Scala Scripting

In this blog post, I describe how I use Scala for mundane scripting instead of monadic computations.

This semester, I am teaching a very bright and motivated group of students at the Ho Chi Minh Technology of University. (It's the standard undergraduate programming langugages course, and I use Scala as the primary language. But that's for another blog.) While I have every reason to believe that the students are not only bright but also honest, I figured it's best not to leave anything to chance for the midterm exam. Their classroom is very crowded, after all, and I don't want anyone to gain useful information from an accidental glance at their neighbor's monitor. I decided to make lots of slightly different versions of the same exam. But I am lazy too, so here is how I used a bit of Scala scripting to turn two versions of the exam into 64 different ones.

I wrote the exam, then made a copy and introduced small changes in each of the six questions—changes that would require you to look closely at the question text, such as changing names or the order of parameters.

At first, I was going to cut each file into pieces and concatenate them with some shell commands, but then I worried—what if there was a bug, and I had to repeat the operation? I had to automate. I used Scala, mostly because that's what I always do these days, so I'll get better at it.

It's easy enough to read all lines of a file into an array:

val lines ="exam1.html").getLines.toArray

It's also easy to find out where to make the first cut.

val n = lines.indexWhere(_.trim.startsWith("<li>")

But then what? I don't want to iterate. To iterate is human; to recurse, divine. But in Scala, divine isn't best. It's even better to use some built-in function. That's where I got stuck for a little while. There was no built-in function for giving all matching index values.

So, I looked for a function that would give me an array of arrays, and the closest I found was

def groupBy[K](f: (A) ⇒ K): Map[K, Array[A]]

Partitions this array into a map of arrays according to some discriminator function.

Could I come up with some function that gives me different numbers for lines in different segments? Sure, that's easy if not particularly functional:

def pred(l) = l.trim.startsWith("<li>")
var count = 0 => { if (pred(l)) count += 1; count })

This yields Array(0,0,0,...0,1,1,1,....1,2,2,2,....), with the jumps at the lines that match the predicate.

Then the segments of the first exam are

var count = 0;
val segs1 = lines.groupBy(l => { if (pred(l)) count += 1; count })

Truth be told, it took me a few minutes of fussing in the Scala interpreter (affectionately called the REPL). The key to using the REPL effectively is to keep a lab notebook, just like in your college chemistry lab. I run the REPL in one window and keep notes in another. Whenever something works, I copy from the REPL to the notes and tidy it up, by writing a function.

def getSegments(file : String, pred : (String) => Boolean) = {
  val lines =
  var count = 0; 
  lines.groupBy(l => { if (pred(l)) count += 1; count });

Then I copy it back to the REPL and move on.

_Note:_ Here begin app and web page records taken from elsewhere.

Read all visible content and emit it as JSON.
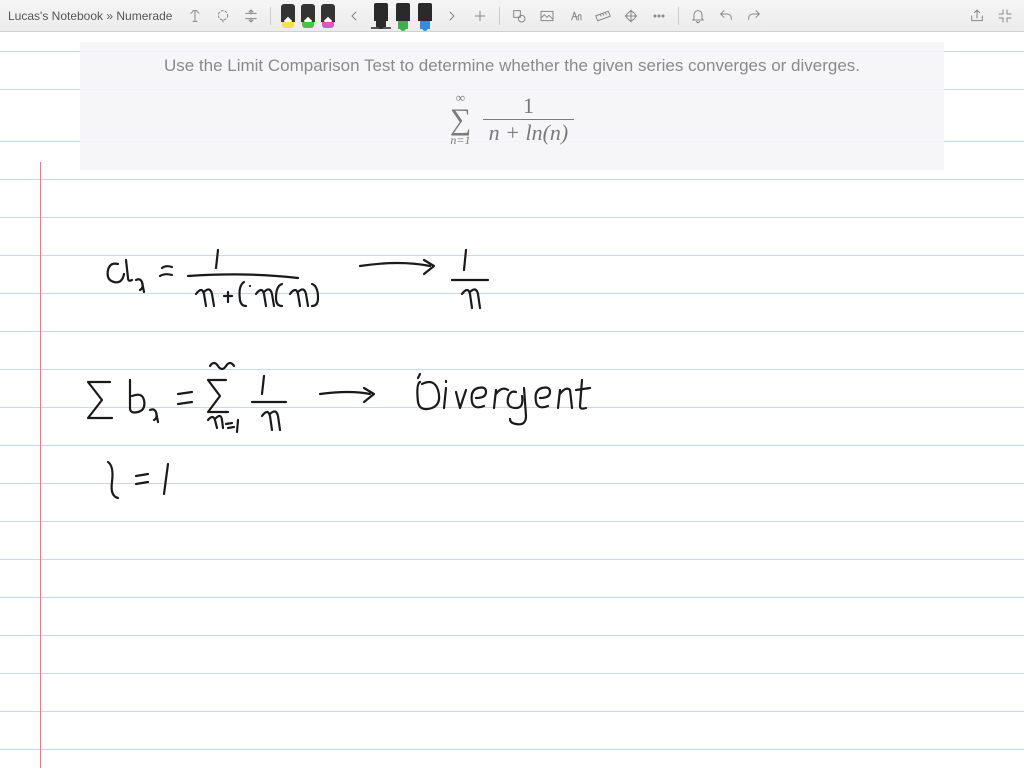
{
  "breadcrumb": {
    "notebook": "Lucas's Notebook",
    "sep": "»",
    "page": "Numerade"
  },
  "toolbar": {
    "highlighters": [
      {
        "body": "#333",
        "tip": "#f5e050"
      },
      {
        "body": "#333",
        "tip": "#4ac24a"
      },
      {
        "body": "#333",
        "tip": "#e056c0"
      }
    ],
    "markers": [
      {
        "tip": "#2a2a2a",
        "selected": true
      },
      {
        "tip": "#3cb04a"
      },
      {
        "tip": "#3a8ad8"
      }
    ]
  },
  "question": {
    "text": "Use the Limit Comparison Test to determine whether the given series converges or diverges.",
    "sum_top": "∞",
    "sum_bot": "n=1",
    "frac_top": "1",
    "frac_bot": "n + ln(n)"
  },
  "handwriting_description": {
    "line1": "a_n = 1 / (n + ln(n))  →  1/n",
    "line2": "Σ b_n = Σ_{n=1}^∞ 1/n  →  divergent",
    "line3": "l = 1"
  }
}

Now I have the segments from both exams. Next, for each subset of index values, I'll write a different file.

How do I get all subsets of a set? I couldn't find a function for that, so I'll have to be divine for a moment:

def subsets[T](s : Seq[T]) : List[List[T]] = 
  if (s.size == 0) List(List()) else { 
    val tailSubsets = subsets(s.tail); 
    tailSubsets ++ :: _) 

For each subset s of 1 until segs1.size, I want to write an exam. The header is always the same—the lines before the first split point:

val out = new

Then I write the other sections, picking either segs1 or segs2, depending on whether the index is in my subset:

for (i <- 1 until segs1.size) {
  val segs = if (s.contains(i)) segs1 else segs2

That's it. After some tidying up, I have a 30 line script that I can run again when my assistant spots the inevitable typos in the exam.

Could I have done it in Java? Sure, but not in 30 lines, and not in 45 minutes. What's more interesting is what it tells us about Scala. I keep hearing that only an academic type theorist can use Scala, but I don't buy it. A blue-collar programmer can do what I just did, with a few tips.

Why would the blue-collar programmer bother?